(Items listed in a dataset)
★ ★ ★

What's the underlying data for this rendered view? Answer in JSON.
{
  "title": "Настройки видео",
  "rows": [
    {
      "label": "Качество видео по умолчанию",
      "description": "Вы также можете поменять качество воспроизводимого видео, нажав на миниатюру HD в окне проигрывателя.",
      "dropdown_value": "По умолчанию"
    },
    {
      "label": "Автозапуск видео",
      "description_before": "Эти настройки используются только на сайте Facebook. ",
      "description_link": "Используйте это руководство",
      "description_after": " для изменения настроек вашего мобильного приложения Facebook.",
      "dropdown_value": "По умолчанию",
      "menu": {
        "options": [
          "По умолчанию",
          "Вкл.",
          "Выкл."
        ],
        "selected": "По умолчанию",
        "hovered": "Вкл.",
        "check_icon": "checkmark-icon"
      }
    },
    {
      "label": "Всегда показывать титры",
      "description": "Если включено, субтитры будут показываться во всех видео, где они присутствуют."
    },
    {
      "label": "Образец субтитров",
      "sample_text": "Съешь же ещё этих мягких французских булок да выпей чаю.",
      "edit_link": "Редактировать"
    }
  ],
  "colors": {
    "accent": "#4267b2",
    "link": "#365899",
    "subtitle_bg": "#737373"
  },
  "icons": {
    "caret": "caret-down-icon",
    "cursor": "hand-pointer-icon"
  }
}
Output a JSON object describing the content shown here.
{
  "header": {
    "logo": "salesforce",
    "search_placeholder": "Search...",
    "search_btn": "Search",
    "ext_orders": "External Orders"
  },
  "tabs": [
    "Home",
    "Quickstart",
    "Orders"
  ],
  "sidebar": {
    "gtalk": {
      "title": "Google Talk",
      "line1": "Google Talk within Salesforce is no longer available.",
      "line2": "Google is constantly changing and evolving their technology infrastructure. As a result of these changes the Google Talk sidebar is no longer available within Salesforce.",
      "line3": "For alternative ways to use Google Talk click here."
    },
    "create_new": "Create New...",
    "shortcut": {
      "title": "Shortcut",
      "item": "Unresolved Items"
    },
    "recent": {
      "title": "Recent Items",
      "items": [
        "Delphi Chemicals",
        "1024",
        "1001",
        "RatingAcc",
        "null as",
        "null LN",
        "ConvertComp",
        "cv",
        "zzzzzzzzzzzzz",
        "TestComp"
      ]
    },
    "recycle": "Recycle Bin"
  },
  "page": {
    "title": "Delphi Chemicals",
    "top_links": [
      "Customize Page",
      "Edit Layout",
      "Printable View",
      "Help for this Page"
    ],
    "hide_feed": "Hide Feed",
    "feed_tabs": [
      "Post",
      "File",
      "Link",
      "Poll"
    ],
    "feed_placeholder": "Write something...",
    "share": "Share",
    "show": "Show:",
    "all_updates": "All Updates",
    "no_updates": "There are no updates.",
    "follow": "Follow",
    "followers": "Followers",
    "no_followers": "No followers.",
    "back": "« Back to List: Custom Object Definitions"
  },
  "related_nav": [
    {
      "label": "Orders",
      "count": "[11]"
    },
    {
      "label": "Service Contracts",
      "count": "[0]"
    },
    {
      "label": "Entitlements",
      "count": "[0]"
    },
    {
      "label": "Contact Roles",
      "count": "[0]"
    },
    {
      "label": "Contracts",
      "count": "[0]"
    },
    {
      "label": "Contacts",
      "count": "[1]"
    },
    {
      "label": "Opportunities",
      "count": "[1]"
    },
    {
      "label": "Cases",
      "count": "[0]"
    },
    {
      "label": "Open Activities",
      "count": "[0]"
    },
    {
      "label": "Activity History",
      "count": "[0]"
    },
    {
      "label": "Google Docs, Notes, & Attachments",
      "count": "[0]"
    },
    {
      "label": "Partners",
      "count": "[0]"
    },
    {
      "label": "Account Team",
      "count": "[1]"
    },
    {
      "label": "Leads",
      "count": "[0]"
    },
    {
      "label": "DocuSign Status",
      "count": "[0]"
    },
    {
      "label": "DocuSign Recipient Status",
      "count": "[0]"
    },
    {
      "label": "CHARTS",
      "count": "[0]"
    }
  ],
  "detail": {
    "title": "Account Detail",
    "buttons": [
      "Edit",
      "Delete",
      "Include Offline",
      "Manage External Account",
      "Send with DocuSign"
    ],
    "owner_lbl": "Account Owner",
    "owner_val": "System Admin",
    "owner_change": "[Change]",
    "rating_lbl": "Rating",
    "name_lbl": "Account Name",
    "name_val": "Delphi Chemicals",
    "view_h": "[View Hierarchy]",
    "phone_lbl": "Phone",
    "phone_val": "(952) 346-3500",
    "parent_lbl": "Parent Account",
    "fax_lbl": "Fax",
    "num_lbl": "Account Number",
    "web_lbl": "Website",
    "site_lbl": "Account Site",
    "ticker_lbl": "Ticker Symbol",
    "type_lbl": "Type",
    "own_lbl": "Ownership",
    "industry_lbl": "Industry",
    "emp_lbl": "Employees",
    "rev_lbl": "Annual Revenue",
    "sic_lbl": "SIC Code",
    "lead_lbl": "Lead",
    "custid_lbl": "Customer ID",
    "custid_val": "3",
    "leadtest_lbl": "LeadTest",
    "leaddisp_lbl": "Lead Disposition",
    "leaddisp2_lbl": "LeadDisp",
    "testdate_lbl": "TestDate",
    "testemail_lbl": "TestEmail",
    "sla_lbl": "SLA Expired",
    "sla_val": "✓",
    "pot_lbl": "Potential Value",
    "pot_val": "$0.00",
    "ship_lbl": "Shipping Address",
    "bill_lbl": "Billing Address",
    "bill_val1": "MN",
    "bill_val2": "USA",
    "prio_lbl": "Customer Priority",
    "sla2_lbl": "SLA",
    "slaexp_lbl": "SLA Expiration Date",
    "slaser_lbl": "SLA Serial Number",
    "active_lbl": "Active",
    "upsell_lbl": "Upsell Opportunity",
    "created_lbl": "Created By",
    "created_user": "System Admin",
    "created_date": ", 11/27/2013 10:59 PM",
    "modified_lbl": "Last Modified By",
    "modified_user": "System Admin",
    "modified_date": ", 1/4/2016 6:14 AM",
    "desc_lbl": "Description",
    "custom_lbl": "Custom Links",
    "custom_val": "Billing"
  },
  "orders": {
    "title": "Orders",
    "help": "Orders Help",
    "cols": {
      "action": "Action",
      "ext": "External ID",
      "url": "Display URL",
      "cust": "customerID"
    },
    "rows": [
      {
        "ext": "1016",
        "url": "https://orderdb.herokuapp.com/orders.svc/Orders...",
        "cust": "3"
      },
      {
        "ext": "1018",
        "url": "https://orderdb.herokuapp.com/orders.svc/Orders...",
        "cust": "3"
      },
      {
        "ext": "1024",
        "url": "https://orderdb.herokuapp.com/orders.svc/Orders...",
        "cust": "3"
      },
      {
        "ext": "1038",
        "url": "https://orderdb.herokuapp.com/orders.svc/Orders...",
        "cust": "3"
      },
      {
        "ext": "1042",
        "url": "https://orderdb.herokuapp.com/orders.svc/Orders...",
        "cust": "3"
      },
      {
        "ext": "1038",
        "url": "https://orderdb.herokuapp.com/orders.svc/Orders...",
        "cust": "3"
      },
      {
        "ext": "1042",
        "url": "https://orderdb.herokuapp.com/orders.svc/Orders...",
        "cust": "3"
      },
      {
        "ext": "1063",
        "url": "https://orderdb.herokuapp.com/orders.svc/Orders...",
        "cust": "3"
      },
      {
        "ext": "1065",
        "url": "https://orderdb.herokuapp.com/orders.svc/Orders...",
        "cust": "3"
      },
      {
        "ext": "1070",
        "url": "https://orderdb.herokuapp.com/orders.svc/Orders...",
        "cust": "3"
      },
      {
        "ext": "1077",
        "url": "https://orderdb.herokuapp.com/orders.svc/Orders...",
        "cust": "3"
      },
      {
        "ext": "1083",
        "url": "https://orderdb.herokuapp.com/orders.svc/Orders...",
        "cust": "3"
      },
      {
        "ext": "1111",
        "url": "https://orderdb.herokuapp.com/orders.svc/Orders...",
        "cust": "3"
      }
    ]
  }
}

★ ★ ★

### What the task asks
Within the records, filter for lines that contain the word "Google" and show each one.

### Finished task
      "title": "Google Talk",
      "line1": "Google Talk within Salesforce is no longer available.",
      "line2": "Google is constantly changing and evolving their technology infrastructure. As a result of these changes the Google Talk sidebar is no longer available within Salesforce.",
      "line3": "For alternative ways to use Google Talk click here."
      "label": "Google Docs, Notes, & Attachments",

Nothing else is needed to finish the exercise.